When you’re naming a child, there’s a lot to consider. You can’t just give them the name you want, because this isn’t about you, it’s about shaping somebody else’s life. Or am I the only fool who feels the weight of this responsibility so heavily that it kept me awake at night?
So this is what you do. You find a name, picture your child with it, then hit it with the checklist. The ultimate naming test:
• First search the name on the Office for National Statistics’ database – they even do regional breakdowns, so a common name in the north, might be rare and unusual in the south.
• Apply the celeb test. Have any celebs got this name and do I like them? Have they used it for their kids, and, how do I feel about that?
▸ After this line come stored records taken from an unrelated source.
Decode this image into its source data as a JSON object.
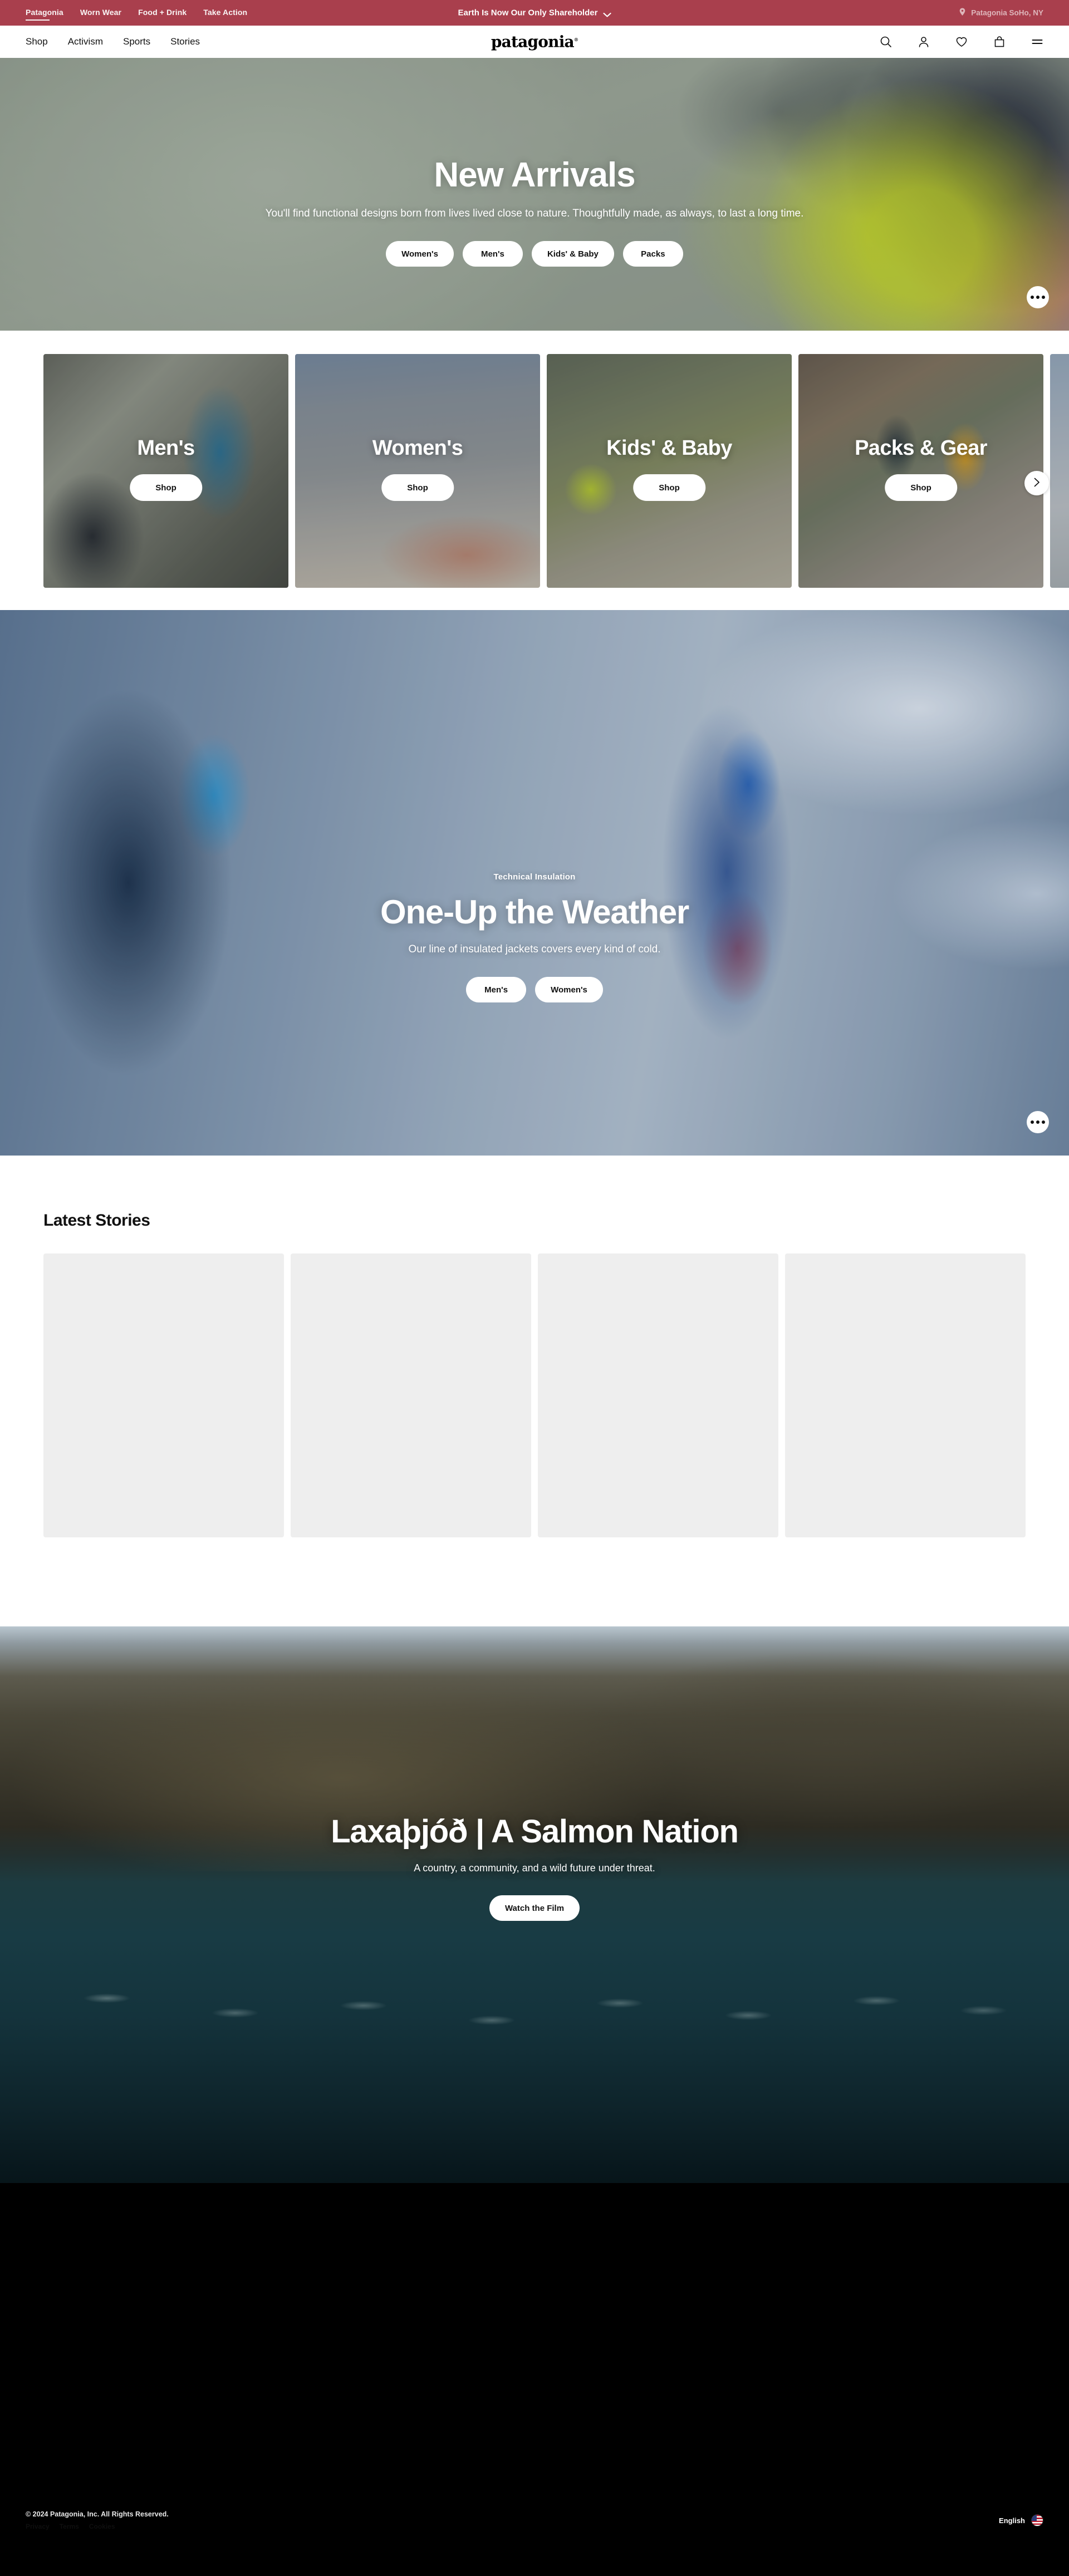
{
  "announcement": {
    "links": [
      {
        "label": "Patagonia",
        "active": true
      },
      {
        "label": "Worn Wear",
        "active": false
      },
      {
        "label": "Food + Drink",
        "active": false
      },
      {
        "label": "Take Action",
        "active": false
      }
    ],
    "message": "Earth Is Now Our Only Shareholder",
    "store": "Patagonia SoHo, NY",
    "store_icon": "location-pin-icon",
    "chevron_icon": "chevron-down-icon",
    "bg_color": "#A93F4D"
  },
  "nav": {
    "links": [
      "Shop",
      "Activism",
      "Sports",
      "Stories"
    ],
    "brand": "patagonia",
    "brand_mark": "®",
    "icons": [
      {
        "name": "search-icon",
        "label": "Search"
      },
      {
        "name": "user-account-icon",
        "label": "Account"
      },
      {
        "name": "heart-wishlist-icon",
        "label": "Wishlist"
      },
      {
        "name": "shopping-bag-icon",
        "label": "Cart"
      },
      {
        "name": "hamburger-menu-icon",
        "label": "Menu"
      }
    ]
  },
  "hero_new_arrivals": {
    "title": "New Arrivals",
    "subtitle": "You'll find functional designs born from lives lived close to nature. Thoughtfully made, as always, to last a long time.",
    "buttons": [
      "Women's",
      "Men's",
      "Kids' & Baby",
      "Packs"
    ],
    "more_icon": "ellipsis-icon"
  },
  "categories": {
    "cards": [
      {
        "label": "Men's",
        "cta": "Shop",
        "img": "img-mens"
      },
      {
        "label": "Women's",
        "cta": "Shop",
        "img": "img-womens"
      },
      {
        "label": "Kids' & Baby",
        "cta": "Shop",
        "img": "img-kids"
      },
      {
        "label": "Packs & Gear",
        "cta": "Shop",
        "img": "img-packs"
      }
    ],
    "next_icon": "chevron-right-icon"
  },
  "hero_weather": {
    "eyebrow": "Technical Insulation",
    "title": "One-Up the Weather",
    "subtitle": "Our line of insulated jackets covers every kind of cold.",
    "buttons": [
      "Men's",
      "Women's"
    ],
    "more_icon": "ellipsis-icon"
  },
  "stories": {
    "title": "Latest Stories",
    "cards": [
      {
        "placeholder": true
      },
      {
        "placeholder": true
      },
      {
        "placeholder": true
      },
      {
        "placeholder": true
      }
    ]
  },
  "hero_salmon": {
    "title": "Laxaþjóð | A Salmon Nation",
    "subtitle": "A country, a community, and a wild future under threat.",
    "button": "Watch the Film"
  },
  "footer": {
    "copyright": "© 2024 Patagonia, Inc. All Rights Reserved.",
    "links": [
      "Privacy",
      "Terms",
      "Cookies"
    ],
    "language": "English",
    "flag_icon": "us-flag-icon",
    "bg_color": "#000000"
  }
}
• Next you think about all the people you’ve met with that name, are they fat/thin, weak/strong, happy/sad, funny/serious, successful/disastrous. I know everyone does this test.
• Is it easy for a child to spell? (three letters, should be a doddle) and can other people spell it (already having a problem with Huw here in the Shire)
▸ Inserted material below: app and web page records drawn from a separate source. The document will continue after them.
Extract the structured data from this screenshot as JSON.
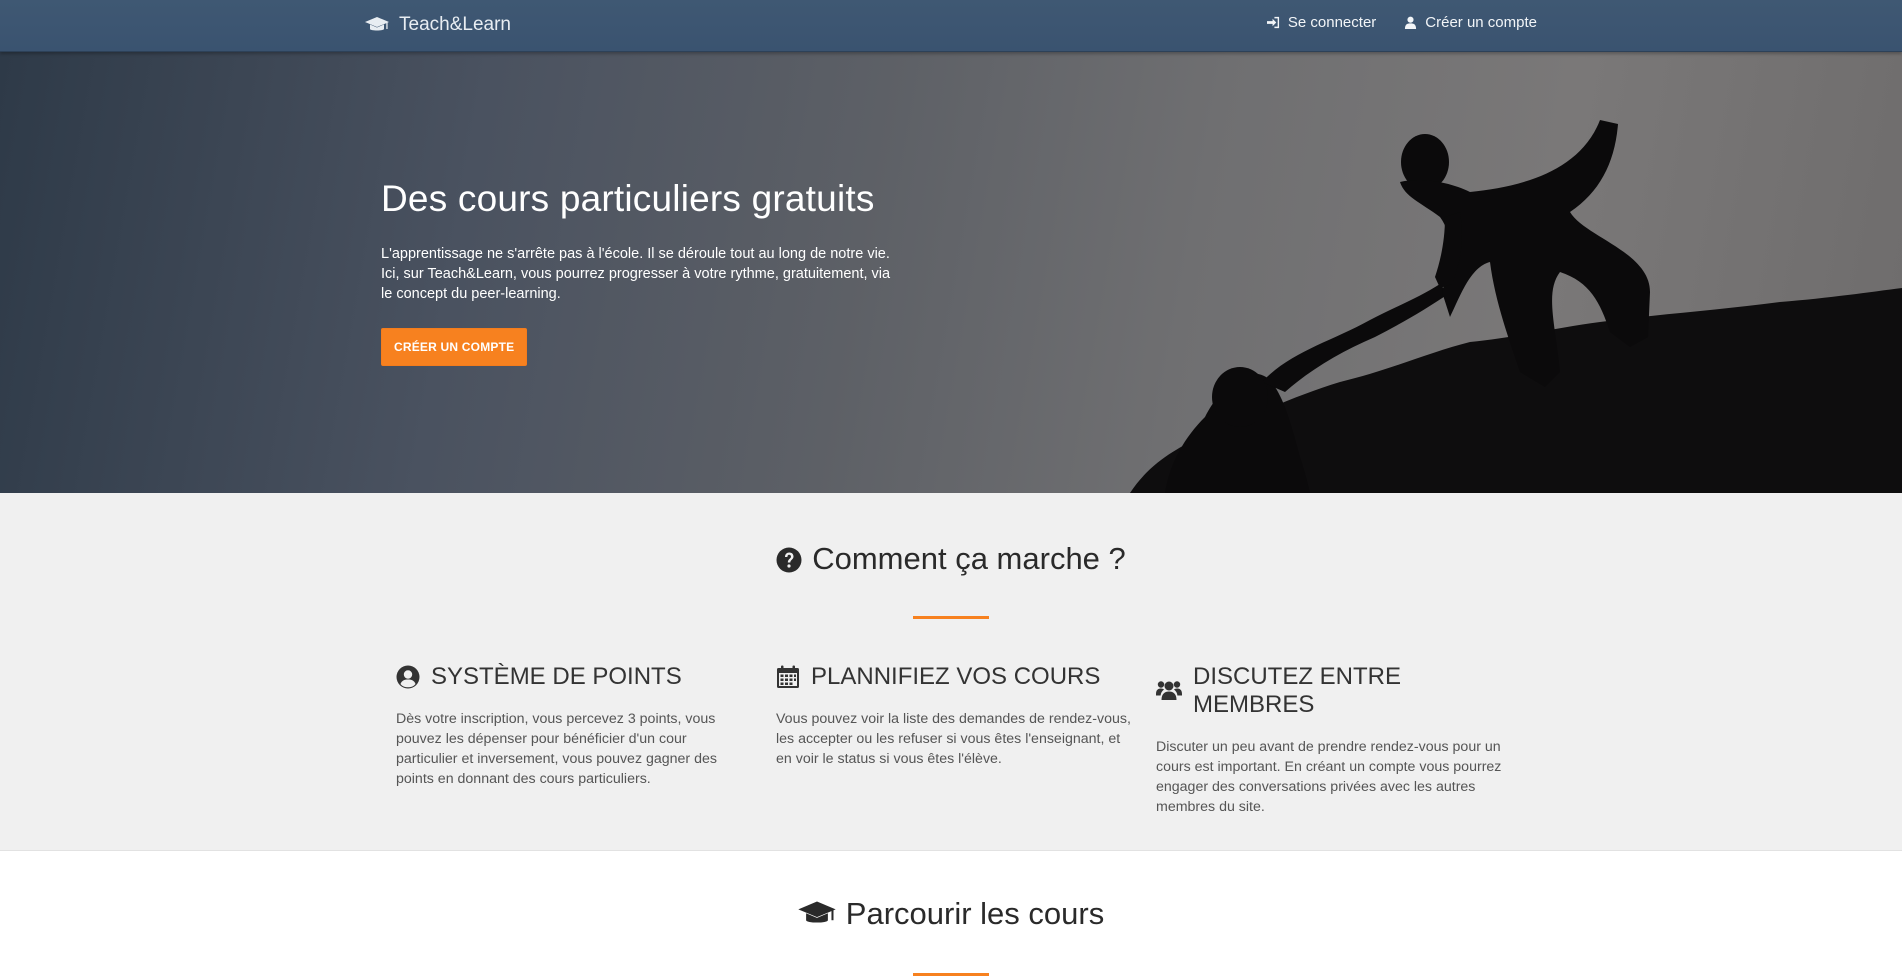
{
  "navbar": {
    "brand": "Teach&Learn",
    "brand_icon": "graduation-cap-icon",
    "links": [
      {
        "label": "Se connecter",
        "icon": "sign-in-icon"
      },
      {
        "label": "Créer un compte",
        "icon": "user-icon"
      }
    ]
  },
  "hero": {
    "title": "Des cours particuliers gratuits",
    "text": "L'apprentissage ne s'arrête pas à l'école. Il se déroule tout au long de notre vie. Ici, sur Teach&Learn, vous pourrez progresser à votre rythme, gratuitement, via le concept du peer-learning.",
    "cta": "CRÉER UN COMPTE"
  },
  "how": {
    "title": "Comment ça marche ?",
    "icon": "question-circle-icon",
    "features": [
      {
        "icon": "user-circle-icon",
        "title": "SYSTÈME DE POINTS",
        "text": "Dès votre inscription, vous percevez 3 points, vous pouvez les dépenser pour bénéficier d'un cour particulier et inversement, vous pouvez gagner des points en donnant des cours particuliers."
      },
      {
        "icon": "calendar-icon",
        "title": "PLANNIFIEZ VOS COURS",
        "text": "Vous pouvez voir la liste des demandes de rendez-vous, les accepter ou les refuser si vous êtes l'enseignant, et en voir le status si vous êtes l'élève."
      },
      {
        "icon": "users-icon",
        "title": "DISCUTEZ ENTRE MEMBRES",
        "text": "Discuter un peu avant de prendre rendez-vous pour un cours est important. En créant un compte vous pourrez engager des conversations privées avec les autres membres du site."
      }
    ]
  },
  "courses": {
    "title": "Parcourir les cours",
    "icon": "graduation-cap-icon"
  },
  "colors": {
    "navbar": "#3d5571",
    "accent": "#f7811f",
    "section_bg": "#f0f0f0"
  }
}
• Can people pronounce it?
• Does it go with their surname? (who thought Neville Neville was a good idea??)
• Is it easy to make fun of? Will their initials spell anything rude or mean something else? (CIA, DIC…..)
I also found some great advice online…..which I was kind of following anyway, that you should apply the three golden rules of brand-naming to children’s names:
1. don’t tell people what you are thinking of calling your baby.
2. Choose a name for your target audience as opposed to yourself.
3. Wait till you meet the baby before you choose the name. In the corporate world it would be like naming a company before you know what personality you want to give it.
So I did all of this and thought I’d stick with my original favourite ‘Huw’ – love the name, strong, short, welsh. But even then, the system wasn’t fool proof.
Huw isn’t that easy to spell for a boy growing up in England and I’ve since found out, really hard for other kids to pronounce (Cue, Phew, You, Who). It can also cause major confusion in conversation…. ‘That’s Huw… who me? No Huw…who me?’ (Just ask my cousin Maree)
Anyway, I’ve got two kids, they’ve both got names *relief* but I’m STILL worrying. People call Huw ‘Phew’ and Eve ‘Evie’. Neither of them appears on the list of the names most likely to get into Oxbridge. Oh and every successful female in Hollywood I read about now seems to be called Jennifer – Aniston, Alba, Garner, Lopez. So cross famous actor out too. Damn.
So if you are pregnant and still can’t decide on your name….you might just want to read this article....
one fine day